(Data extract begins)

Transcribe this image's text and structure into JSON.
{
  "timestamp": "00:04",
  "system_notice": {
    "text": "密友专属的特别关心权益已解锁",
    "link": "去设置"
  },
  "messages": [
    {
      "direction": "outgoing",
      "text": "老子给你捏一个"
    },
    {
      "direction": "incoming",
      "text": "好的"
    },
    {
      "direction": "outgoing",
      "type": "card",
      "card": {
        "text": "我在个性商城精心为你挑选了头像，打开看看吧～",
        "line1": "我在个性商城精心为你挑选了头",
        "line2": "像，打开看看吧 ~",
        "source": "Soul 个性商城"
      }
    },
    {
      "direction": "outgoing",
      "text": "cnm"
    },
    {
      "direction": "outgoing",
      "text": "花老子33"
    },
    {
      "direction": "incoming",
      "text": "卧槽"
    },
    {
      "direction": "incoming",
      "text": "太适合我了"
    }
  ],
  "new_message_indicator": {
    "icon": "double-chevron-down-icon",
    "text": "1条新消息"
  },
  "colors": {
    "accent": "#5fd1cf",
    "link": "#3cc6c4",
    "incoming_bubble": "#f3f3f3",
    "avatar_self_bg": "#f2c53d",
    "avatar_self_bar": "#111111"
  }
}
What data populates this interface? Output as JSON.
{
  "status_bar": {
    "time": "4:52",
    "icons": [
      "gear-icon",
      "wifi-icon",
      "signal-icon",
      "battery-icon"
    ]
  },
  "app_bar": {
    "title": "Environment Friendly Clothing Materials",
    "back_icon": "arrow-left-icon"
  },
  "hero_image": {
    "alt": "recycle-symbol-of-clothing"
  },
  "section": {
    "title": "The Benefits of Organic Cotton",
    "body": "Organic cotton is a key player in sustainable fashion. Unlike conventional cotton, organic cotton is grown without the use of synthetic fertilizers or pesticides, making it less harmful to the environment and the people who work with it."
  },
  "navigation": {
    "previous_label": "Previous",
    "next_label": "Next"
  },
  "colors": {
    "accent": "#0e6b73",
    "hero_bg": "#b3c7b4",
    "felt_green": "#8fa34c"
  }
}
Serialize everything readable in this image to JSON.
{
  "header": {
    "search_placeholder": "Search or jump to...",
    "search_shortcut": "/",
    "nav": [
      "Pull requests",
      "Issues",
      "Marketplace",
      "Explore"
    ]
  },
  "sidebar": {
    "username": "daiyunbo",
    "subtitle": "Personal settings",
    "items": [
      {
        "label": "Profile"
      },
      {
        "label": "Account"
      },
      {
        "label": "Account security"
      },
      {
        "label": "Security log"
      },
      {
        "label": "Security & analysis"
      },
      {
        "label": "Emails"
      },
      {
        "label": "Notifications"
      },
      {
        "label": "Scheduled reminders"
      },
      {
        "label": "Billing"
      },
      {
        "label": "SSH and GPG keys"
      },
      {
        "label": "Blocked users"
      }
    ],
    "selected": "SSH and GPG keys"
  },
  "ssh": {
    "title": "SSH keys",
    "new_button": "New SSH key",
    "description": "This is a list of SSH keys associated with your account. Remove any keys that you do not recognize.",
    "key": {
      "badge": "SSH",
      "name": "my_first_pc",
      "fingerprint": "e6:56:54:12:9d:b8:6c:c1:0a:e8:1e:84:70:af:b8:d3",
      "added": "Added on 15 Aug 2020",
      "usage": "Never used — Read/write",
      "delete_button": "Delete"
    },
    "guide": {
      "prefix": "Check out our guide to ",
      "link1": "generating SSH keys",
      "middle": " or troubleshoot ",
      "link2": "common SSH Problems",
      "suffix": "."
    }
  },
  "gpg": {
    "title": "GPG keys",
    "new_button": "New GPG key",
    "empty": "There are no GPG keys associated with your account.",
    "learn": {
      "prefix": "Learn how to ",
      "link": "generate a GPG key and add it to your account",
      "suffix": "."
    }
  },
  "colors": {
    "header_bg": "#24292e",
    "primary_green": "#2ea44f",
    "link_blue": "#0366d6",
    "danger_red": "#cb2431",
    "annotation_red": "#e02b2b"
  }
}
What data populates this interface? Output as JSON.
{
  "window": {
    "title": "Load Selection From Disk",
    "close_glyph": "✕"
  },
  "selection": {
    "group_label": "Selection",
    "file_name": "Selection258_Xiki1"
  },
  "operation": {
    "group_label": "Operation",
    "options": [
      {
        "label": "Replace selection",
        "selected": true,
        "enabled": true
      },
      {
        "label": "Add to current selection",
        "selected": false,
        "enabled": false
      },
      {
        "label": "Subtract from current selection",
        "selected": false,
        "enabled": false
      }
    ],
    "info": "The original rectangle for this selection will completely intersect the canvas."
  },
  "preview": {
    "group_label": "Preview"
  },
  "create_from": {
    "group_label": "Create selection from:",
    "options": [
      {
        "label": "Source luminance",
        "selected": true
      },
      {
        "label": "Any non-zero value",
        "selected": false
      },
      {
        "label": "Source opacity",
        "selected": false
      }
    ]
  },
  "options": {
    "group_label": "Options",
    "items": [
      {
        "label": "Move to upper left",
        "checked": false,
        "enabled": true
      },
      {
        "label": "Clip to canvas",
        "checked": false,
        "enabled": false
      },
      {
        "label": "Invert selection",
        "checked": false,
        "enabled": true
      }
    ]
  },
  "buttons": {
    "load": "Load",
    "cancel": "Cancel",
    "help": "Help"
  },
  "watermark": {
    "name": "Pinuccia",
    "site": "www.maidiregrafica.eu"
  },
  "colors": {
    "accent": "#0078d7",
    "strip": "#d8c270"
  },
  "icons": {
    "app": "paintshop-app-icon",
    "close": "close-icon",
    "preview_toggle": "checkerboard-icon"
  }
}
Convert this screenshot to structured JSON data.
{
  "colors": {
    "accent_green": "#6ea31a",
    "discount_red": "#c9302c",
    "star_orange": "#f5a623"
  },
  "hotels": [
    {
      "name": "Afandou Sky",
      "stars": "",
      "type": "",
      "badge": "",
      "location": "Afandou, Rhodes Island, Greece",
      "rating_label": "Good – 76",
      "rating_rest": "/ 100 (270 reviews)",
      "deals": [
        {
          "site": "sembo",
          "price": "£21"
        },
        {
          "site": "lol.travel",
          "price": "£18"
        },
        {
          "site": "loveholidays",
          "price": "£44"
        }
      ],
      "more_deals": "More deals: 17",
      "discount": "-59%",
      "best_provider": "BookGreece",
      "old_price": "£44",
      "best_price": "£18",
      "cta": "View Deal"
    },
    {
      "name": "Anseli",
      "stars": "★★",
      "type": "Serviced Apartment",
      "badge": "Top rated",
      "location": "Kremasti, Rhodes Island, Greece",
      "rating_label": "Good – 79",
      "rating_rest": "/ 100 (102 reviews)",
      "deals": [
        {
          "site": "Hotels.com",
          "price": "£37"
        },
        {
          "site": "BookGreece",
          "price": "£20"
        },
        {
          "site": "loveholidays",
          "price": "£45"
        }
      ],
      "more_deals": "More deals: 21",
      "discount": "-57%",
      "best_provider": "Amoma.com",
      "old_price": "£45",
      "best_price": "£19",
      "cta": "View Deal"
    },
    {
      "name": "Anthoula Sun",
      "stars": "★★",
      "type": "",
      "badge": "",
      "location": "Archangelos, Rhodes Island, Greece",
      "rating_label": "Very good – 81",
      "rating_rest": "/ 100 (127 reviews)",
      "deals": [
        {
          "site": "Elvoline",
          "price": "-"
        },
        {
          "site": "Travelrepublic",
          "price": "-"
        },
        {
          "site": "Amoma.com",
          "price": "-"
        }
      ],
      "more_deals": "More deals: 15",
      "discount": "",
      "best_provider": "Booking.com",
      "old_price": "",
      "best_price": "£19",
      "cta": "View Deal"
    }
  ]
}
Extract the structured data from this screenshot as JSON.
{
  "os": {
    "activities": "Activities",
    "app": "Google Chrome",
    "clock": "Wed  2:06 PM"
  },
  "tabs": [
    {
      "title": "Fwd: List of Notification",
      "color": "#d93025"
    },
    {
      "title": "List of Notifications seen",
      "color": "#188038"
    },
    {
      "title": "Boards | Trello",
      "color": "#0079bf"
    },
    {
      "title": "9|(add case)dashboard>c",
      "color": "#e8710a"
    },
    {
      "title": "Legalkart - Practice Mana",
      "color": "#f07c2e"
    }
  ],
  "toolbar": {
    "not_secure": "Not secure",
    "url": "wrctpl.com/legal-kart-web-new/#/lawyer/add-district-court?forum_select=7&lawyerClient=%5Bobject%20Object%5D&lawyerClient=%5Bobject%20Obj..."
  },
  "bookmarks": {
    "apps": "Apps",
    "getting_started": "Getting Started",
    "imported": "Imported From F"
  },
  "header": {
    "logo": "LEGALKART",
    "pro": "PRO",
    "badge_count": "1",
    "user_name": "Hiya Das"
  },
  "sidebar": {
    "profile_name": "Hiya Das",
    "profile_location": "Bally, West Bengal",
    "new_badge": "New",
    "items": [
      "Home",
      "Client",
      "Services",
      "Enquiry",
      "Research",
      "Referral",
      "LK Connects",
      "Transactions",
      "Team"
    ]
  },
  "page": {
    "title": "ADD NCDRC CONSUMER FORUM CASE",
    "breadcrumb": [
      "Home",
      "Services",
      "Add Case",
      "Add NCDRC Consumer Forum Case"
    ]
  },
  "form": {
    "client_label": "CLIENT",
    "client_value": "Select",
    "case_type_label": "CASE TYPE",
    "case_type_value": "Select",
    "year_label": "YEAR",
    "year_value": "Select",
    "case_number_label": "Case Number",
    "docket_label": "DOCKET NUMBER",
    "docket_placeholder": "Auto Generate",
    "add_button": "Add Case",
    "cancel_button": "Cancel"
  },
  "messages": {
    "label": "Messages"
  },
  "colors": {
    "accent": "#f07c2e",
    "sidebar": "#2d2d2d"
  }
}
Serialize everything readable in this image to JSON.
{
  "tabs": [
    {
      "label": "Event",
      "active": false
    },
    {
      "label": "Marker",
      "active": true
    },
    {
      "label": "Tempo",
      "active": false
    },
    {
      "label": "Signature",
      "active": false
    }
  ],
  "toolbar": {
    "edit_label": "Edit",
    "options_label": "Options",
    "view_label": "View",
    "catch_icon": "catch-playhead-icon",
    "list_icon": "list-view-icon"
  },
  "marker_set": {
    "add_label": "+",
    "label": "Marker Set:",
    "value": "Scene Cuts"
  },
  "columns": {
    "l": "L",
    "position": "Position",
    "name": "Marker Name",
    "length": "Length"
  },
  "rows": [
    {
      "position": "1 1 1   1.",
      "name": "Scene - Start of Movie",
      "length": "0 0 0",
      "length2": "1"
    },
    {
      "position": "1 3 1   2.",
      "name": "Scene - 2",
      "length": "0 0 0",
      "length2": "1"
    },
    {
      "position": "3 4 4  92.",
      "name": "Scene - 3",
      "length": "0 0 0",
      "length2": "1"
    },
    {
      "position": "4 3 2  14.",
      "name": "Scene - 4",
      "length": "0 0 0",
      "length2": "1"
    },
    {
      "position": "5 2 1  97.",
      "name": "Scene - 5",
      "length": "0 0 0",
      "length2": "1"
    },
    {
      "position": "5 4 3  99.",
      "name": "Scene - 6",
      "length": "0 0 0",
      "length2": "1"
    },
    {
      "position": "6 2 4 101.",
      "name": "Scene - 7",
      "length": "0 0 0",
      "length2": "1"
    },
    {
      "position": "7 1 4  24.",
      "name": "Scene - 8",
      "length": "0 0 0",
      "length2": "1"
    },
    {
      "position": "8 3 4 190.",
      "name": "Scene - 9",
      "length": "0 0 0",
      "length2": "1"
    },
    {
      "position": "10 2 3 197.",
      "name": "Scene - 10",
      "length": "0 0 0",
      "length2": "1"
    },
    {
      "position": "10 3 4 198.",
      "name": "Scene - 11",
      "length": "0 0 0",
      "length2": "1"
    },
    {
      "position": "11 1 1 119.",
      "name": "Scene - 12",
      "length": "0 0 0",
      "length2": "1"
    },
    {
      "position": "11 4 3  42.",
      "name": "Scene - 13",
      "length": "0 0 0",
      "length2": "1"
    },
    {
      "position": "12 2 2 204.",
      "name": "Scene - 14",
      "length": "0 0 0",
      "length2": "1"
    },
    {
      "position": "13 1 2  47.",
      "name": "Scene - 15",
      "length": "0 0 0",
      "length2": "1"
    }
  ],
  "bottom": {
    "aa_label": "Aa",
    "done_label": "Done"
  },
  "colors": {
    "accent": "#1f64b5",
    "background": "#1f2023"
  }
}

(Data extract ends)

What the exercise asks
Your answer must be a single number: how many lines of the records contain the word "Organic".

Task answer
2